Try it - Each record below should appear again exactly as written.

[Opening Data records section]

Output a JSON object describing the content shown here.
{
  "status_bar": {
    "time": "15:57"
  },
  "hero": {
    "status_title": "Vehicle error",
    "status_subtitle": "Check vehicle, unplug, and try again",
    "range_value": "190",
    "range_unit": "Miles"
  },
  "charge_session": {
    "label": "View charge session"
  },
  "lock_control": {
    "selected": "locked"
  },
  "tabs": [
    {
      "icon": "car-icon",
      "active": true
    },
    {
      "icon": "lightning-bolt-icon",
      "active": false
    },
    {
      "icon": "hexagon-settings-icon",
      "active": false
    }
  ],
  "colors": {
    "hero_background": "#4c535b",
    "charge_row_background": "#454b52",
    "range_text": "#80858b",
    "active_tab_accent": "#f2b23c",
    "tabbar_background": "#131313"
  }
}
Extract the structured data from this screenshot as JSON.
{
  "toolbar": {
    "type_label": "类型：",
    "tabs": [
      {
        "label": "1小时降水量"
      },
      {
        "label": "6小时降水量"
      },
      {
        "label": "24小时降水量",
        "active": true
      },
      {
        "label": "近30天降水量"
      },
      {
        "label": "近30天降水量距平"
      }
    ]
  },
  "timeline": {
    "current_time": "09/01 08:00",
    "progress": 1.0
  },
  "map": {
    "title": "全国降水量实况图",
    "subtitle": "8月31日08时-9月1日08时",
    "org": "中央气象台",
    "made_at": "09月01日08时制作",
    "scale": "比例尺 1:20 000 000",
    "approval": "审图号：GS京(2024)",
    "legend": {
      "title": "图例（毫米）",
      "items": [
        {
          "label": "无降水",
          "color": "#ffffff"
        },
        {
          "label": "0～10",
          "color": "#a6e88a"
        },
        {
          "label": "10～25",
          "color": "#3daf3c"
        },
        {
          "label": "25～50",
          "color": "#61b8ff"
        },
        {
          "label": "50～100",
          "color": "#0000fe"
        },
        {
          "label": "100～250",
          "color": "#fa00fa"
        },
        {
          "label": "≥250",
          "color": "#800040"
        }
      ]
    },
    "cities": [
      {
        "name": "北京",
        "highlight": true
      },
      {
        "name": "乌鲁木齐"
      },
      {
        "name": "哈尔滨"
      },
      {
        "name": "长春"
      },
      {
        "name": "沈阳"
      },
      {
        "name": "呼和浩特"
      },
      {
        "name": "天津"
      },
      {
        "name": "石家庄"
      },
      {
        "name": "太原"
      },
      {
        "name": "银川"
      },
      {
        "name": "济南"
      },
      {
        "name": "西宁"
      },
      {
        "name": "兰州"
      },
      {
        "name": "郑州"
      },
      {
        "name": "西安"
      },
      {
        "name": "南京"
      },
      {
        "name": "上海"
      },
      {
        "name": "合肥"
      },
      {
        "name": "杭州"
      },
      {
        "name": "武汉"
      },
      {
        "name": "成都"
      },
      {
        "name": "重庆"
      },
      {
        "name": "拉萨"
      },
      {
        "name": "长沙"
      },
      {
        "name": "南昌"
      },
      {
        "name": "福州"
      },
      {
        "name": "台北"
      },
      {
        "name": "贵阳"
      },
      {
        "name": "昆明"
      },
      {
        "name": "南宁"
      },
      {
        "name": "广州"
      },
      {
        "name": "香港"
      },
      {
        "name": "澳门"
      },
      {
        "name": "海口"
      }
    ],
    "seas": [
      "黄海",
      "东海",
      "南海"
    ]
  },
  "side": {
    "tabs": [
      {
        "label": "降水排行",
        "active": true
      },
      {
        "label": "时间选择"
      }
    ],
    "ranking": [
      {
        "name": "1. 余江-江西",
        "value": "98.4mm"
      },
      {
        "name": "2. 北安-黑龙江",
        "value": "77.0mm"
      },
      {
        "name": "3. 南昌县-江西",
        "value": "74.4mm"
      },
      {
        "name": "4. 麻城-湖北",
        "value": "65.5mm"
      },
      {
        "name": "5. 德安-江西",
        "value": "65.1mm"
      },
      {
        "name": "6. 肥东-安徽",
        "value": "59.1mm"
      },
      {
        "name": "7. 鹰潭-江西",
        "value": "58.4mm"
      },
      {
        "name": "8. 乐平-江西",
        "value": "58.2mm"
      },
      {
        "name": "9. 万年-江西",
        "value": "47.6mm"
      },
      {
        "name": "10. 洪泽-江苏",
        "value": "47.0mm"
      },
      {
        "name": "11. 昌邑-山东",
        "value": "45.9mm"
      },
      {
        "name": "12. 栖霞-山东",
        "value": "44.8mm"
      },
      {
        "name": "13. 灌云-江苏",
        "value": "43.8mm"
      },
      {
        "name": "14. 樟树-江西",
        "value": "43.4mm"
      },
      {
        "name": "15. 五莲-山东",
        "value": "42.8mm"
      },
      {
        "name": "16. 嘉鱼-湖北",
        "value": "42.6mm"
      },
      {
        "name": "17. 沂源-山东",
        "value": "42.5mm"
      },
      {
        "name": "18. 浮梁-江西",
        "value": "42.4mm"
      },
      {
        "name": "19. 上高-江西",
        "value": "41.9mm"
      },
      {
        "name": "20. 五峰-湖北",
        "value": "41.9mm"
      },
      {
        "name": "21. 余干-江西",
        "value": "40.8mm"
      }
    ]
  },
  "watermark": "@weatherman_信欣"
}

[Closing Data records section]

Exercise result -
Output a JSON object describing the content shown here.
{
  "status_bar": {
    "time": "15:57"
  },
  "hero": {
    "status_title": "Vehicle error",
    "status_subtitle": "Check vehicle, unplug, and try again",
    "range_value": "190",
    "range_unit": "Miles"
  },
  "charge_session": {
    "label": "View charge session"
  },
  "lock_control": {
    "selected": "locked"
  },
  "tabs": [
    {
      "icon": "car-icon",
      "active": true
    },
    {
      "icon": "lightning-bolt-icon",
      "active": false
    },
    {
      "icon": "hexagon-settings-icon",
      "active": false
    }
  ],
  "colors": {
    "hero_background": "#4c535b",
    "charge_row_background": "#454b52",
    "range_text": "#80858b",
    "active_tab_accent": "#f2b23c",
    "tabbar_background": "#131313"
  }
}
Extract the structured data from this screenshot as JSON.
{
  "toolbar": {
    "type_label": "类型：",
    "tabs": [
      {
        "label": "1小时降水量"
      },
      {
        "label": "6小时降水量"
      },
      {
        "label": "24小时降水量",
        "active": true
      },
      {
        "label": "近30天降水量"
      },
      {
        "label": "近30天降水量距平"
      }
    ]
  },
  "timeline": {
    "current_time": "09/01 08:00",
    "progress": 1.0
  },
  "map": {
    "title": "全国降水量实况图",
    "subtitle": "8月31日08时-9月1日08时",
    "org": "中央气象台",
    "made_at": "09月01日08时制作",
    "scale": "比例尺 1:20 000 000",
    "approval": "审图号：GS京(2024)",
    "legend": {
      "title": "图例（毫米）",
      "items": [
        {
          "label": "无降水",
          "color": "#ffffff"
        },
        {
          "label": "0～10",
          "color": "#a6e88a"
        },
        {
          "label": "10～25",
          "color": "#3daf3c"
        },
        {
          "label": "25～50",
          "color": "#61b8ff"
        },
        {
          "label": "50～100",
          "color": "#0000fe"
        },
        {
          "label": "100～250",
          "color": "#fa00fa"
        },
        {
          "label": "≥250",
          "color": "#800040"
        }
      ]
    },
    "cities": [
      {
        "name": "北京",
        "highlight": true
      },
      {
        "name": "乌鲁木齐"
      },
      {
        "name": "哈尔滨"
      },
      {
        "name": "长春"
      },
      {
        "name": "沈阳"
      },
      {
        "name": "呼和浩特"
      },
      {
        "name": "天津"
      },
      {
        "name": "石家庄"
      },
      {
        "name": "太原"
      },
      {
        "name": "银川"
      },
      {
        "name": "济南"
      },
      {
        "name": "西宁"
      },
      {
        "name": "兰州"
      },
      {
        "name": "郑州"
      },
      {
        "name": "西安"
      },
      {
        "name": "南京"
      },
      {
        "name": "上海"
      },
      {
        "name": "合肥"
      },
      {
        "name": "杭州"
      },
      {
        "name": "武汉"
      },
      {
        "name": "成都"
      },
      {
        "name": "重庆"
      },
      {
        "name": "拉萨"
      },
      {
        "name": "长沙"
      },
      {
        "name": "南昌"
      },
      {
        "name": "福州"
      },
      {
        "name": "台北"
      },
      {
        "name": "贵阳"
      },
      {
        "name": "昆明"
      },
      {
        "name": "南宁"
      },
      {
        "name": "广州"
      },
      {
        "name": "香港"
      },
      {
        "name": "澳门"
      },
      {
        "name": "海口"
      }
    ],
    "seas": [
      "黄海",
      "东海",
      "南海"
    ]
  },
  "side": {
    "tabs": [
      {
        "label": "降水排行",
        "active": true
      },
      {
        "label": "时间选择"
      }
    ],
    "ranking": [
      {
        "name": "1. 余江-江西",
        "value": "98.4mm"
      },
      {
        "name": "2. 北安-黑龙江",
        "value": "77.0mm"
      },
      {
        "name": "3. 南昌县-江西",
        "value": "74.4mm"
      },
      {
        "name": "4. 麻城-湖北",
        "value": "65.5mm"
      },
      {
        "name": "5. 德安-江西",
        "value": "65.1mm"
      },
      {
        "name": "6. 肥东-安徽",
        "value": "59.1mm"
      },
      {
        "name": "7. 鹰潭-江西",
        "value": "58.4mm"
      },
      {
        "name": "8. 乐平-江西",
        "value": "58.2mm"
      },
      {
        "name": "9. 万年-江西",
        "value": "47.6mm"
      },
      {
        "name": "10. 洪泽-江苏",
        "value": "47.0mm"
      },
      {
        "name": "11. 昌邑-山东",
        "value": "45.9mm"
      },
      {
        "name": "12. 栖霞-山东",
        "value": "44.8mm"
      },
      {
        "name": "13. 灌云-江苏",
        "value": "43.8mm"
      },
      {
        "name": "14. 樟树-江西",
        "value": "43.4mm"
      },
      {
        "name": "15. 五莲-山东",
        "value": "42.8mm"
      },
      {
        "name": "16. 嘉鱼-湖北",
        "value": "42.6mm"
      },
      {
        "name": "17. 沂源-山东",
        "value": "42.5mm"
      },
      {
        "name": "18. 浮梁-江西",
        "value": "42.4mm"
      },
      {
        "name": "19. 上高-江西",
        "value": "41.9mm"
      },
      {
        "name": "20. 五峰-湖北",
        "value": "41.9mm"
      },
      {
        "name": "21. 余干-江西",
        "value": "40.8mm"
      }
    ]
  },
  "watermark": "@weatherman_信欣"
}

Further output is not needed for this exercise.